Most of the 65 billion tons of hydrogen annually produced worldwide for industrial use comes from the reforming of natural gas using steam. For now, this is the cleanest, least expensive way to produce hydrogen. Over the long term, the more environmentally benign way to produce hydrogen is to split water molecules using electrolysis powered by renewably generated electricity. It takes about 50 KWh of electricity and two gallons of water to produce one kilogram of hydrogen, which is roughly equivalent to the energy in one gallon of gasoline. Any way you do it, it takes energy to make hydrogen. But, it also takes energy to make every other kind of energy we use. Fossil energy sources like oil, natural gas, and coal have to be extracted from the earth. There is a lot of energy and a lot of expense in doing that. In the case of oil and gas, about half the world’s supply is already gone. The easiest stuff to get has already been consumed. Just recently, new sources of oil have been discovered in the Gulf of Mexico. To get to it, a floating oil rig valued at about a billion dollars has to be moved to the deep water location. A drill has to be pushed thousands of feet down to the ocean bottom. Then, it has to grind through another 20,000 or so feet of rock to get to the oil. After that, the oil has to be pumped to the surface and through a pipeline that carries it forty or even a hundred miles to shore to a refinery where more energy is used to heat and ‘crack’ the crude oil into light distillates like gasoline. If we were to compute the real cost, how efficient from start to finish can it be to make gasoline available to consumers? While we’re on the subject, let’s address a related question. I was recently asked, ‘Why would anyone want to convert good electrons to hydrogen?’ It’s true that when electricity is used to make hydrogen, there is an efficiency penalty. If electricity can serve the need directly, then why convert to hydrogen?
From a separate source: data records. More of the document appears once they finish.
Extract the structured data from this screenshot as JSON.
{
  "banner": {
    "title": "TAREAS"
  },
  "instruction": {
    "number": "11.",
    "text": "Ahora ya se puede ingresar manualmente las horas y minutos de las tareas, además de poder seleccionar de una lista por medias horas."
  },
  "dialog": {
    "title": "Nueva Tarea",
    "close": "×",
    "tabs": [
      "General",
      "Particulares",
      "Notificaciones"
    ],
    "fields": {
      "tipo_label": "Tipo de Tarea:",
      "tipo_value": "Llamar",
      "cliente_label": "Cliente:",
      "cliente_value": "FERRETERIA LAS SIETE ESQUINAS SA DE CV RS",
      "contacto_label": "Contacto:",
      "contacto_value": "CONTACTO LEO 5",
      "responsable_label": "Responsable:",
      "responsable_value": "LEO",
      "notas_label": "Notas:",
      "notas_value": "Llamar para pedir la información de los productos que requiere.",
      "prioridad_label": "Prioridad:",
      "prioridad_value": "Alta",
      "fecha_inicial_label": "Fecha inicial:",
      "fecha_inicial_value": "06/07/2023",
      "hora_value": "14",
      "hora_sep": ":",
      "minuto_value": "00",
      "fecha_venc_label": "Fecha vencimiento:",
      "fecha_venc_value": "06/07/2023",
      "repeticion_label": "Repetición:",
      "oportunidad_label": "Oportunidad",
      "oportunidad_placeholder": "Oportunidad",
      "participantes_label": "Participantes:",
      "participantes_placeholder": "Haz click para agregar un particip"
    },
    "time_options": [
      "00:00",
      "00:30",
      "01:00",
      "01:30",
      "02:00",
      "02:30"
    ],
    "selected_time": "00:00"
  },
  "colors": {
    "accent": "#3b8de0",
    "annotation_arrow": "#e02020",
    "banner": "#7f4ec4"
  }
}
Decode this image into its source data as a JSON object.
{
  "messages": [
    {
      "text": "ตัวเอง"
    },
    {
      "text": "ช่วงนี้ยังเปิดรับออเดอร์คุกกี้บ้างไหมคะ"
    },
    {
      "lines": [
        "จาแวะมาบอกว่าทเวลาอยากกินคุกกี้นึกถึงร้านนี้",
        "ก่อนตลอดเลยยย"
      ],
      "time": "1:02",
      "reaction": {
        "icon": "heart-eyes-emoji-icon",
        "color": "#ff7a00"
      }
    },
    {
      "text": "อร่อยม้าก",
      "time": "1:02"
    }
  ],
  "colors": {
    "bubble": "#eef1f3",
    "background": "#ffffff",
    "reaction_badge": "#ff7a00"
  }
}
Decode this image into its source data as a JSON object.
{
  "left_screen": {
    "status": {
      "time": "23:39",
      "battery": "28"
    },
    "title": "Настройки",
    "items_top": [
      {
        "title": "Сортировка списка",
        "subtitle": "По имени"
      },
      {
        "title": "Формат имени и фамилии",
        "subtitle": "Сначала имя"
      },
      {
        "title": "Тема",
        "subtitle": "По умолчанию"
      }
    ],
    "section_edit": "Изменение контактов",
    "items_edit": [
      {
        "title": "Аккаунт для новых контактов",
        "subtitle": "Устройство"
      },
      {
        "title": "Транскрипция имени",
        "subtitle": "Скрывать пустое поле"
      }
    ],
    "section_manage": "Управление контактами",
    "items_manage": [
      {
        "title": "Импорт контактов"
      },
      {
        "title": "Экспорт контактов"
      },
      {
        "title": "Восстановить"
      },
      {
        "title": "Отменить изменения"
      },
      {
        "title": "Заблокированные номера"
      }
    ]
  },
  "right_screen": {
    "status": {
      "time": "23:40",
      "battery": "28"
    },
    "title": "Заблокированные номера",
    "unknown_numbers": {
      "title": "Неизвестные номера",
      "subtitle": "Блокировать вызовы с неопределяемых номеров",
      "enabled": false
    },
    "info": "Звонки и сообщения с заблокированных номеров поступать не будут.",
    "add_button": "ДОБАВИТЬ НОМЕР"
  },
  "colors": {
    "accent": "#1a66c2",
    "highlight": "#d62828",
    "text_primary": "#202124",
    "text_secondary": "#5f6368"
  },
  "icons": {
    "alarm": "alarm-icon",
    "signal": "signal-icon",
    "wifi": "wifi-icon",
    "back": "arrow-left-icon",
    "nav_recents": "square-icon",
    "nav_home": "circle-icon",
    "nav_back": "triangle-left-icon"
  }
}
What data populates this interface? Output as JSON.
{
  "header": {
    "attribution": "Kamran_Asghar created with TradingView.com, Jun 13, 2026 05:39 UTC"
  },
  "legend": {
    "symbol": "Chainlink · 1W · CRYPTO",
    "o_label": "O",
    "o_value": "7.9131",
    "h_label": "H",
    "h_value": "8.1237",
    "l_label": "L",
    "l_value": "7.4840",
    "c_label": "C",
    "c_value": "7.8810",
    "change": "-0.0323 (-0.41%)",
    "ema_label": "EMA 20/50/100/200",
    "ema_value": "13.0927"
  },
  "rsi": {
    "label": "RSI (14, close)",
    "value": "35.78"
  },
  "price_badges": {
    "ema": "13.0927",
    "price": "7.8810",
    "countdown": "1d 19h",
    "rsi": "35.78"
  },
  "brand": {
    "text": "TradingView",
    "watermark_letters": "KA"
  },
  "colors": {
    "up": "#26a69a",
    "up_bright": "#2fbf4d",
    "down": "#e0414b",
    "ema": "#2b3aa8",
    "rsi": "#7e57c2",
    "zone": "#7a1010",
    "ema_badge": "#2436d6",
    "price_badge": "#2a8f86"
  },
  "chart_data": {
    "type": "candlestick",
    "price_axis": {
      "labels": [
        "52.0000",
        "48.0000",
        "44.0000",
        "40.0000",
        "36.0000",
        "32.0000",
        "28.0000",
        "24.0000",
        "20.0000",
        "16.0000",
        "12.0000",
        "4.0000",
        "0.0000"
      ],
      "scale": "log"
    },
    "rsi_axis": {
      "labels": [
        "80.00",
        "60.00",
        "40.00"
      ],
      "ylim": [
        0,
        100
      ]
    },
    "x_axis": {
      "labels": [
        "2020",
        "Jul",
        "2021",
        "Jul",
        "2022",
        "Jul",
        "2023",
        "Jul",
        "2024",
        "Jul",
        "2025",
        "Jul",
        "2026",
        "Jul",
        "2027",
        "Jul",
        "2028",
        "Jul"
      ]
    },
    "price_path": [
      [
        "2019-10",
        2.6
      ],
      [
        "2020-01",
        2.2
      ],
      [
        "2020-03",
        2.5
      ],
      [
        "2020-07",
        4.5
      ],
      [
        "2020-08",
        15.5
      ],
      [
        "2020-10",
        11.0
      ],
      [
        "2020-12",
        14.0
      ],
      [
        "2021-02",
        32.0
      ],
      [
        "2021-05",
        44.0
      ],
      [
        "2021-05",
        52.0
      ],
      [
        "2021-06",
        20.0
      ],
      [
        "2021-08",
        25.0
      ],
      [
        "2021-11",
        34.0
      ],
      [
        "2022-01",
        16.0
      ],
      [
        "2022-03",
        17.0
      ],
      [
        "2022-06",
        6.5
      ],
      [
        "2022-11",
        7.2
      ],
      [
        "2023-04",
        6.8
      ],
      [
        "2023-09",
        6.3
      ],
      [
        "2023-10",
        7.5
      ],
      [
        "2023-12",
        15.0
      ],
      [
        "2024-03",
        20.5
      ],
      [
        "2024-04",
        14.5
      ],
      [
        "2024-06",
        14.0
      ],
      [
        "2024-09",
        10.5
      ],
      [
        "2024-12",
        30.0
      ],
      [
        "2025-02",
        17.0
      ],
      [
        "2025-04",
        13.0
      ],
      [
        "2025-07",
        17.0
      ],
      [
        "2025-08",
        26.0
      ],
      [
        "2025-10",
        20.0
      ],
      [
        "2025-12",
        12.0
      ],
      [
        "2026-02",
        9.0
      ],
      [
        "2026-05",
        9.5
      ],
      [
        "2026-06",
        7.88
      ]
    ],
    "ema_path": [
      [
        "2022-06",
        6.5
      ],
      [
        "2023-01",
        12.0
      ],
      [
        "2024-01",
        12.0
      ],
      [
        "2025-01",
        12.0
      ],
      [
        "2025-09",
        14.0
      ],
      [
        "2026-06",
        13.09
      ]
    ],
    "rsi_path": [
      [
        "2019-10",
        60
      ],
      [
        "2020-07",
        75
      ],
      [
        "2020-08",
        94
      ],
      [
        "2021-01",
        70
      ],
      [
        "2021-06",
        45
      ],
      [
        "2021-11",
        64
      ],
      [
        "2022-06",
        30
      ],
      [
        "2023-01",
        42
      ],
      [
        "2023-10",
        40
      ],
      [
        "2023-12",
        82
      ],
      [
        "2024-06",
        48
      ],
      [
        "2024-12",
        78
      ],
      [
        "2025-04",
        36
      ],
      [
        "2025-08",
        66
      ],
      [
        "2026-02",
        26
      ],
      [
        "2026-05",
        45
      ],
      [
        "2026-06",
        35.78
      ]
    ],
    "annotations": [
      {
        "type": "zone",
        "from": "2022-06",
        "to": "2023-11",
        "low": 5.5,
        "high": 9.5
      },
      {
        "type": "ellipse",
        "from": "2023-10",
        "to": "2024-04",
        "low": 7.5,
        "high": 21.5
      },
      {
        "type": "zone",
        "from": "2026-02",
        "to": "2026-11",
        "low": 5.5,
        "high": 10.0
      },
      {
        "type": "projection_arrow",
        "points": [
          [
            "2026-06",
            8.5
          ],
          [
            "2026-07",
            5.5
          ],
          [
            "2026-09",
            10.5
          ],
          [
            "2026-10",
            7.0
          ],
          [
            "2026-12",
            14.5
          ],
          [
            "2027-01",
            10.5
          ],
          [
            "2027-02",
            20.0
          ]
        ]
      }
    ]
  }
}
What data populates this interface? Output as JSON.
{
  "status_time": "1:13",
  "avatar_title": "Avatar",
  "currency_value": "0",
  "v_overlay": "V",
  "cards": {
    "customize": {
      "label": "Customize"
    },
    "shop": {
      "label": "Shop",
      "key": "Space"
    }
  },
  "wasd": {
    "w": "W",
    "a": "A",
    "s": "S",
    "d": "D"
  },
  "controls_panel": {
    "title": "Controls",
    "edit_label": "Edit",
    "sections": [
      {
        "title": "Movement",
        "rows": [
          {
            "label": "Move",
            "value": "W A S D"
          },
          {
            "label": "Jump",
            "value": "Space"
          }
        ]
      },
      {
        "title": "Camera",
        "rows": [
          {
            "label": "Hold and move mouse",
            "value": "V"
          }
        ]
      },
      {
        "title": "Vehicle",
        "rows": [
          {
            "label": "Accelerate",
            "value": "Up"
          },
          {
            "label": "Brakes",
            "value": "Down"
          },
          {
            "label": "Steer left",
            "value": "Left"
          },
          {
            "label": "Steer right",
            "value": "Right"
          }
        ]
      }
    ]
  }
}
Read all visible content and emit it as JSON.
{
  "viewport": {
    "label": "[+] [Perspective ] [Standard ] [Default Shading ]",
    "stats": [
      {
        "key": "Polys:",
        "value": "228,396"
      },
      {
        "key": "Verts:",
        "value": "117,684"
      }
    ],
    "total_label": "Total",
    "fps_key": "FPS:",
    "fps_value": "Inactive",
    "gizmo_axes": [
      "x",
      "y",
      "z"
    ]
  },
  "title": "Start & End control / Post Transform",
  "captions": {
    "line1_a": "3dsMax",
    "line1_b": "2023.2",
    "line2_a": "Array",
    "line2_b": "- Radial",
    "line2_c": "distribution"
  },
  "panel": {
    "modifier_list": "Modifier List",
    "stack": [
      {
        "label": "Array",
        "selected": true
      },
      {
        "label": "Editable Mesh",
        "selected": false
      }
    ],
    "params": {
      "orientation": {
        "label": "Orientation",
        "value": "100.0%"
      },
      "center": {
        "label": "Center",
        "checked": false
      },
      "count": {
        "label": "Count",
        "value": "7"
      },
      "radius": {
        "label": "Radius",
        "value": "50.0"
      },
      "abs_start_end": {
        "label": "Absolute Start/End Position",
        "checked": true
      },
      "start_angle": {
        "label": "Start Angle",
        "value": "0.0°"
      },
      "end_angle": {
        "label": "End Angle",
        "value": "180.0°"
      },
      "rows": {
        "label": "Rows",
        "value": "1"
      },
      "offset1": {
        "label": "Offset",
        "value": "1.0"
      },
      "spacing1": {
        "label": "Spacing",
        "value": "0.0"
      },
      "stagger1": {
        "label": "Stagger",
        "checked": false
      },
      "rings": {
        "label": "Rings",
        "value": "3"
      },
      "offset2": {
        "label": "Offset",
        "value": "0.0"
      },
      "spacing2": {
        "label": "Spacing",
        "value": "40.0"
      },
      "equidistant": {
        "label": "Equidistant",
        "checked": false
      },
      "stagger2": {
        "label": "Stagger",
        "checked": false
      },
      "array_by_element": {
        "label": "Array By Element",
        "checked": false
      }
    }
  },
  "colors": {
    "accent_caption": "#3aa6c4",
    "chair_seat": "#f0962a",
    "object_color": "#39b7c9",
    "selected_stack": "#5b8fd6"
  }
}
The problem is a lot of need requires a source of energy that is available for use on demand at a later time. Electricity is ephemeral. You either use it or you lose it, unless you convert it to a form of potential energy that can be stored for use later, when and where needed. Therein lies a major rub with some battery enthusiasts. They believe batteries are the best way to store electricity. In some cases, perhaps many cases depending on how much the technology improves, batteries may turn out to be the most efficient and cost-effective storage medium. Even so, there are also going to be many applications where hydrogen will be the storage medium of choice. Hydrogen powered buses are already in use around the world, and more are put into service every year. Hydrogen powered airliners are on the drawing board. No one is seriously looking at batteries to power transcontinental aircraft. However it goes, in the future, there will be two primary energy currencies; electricity and hydrogen.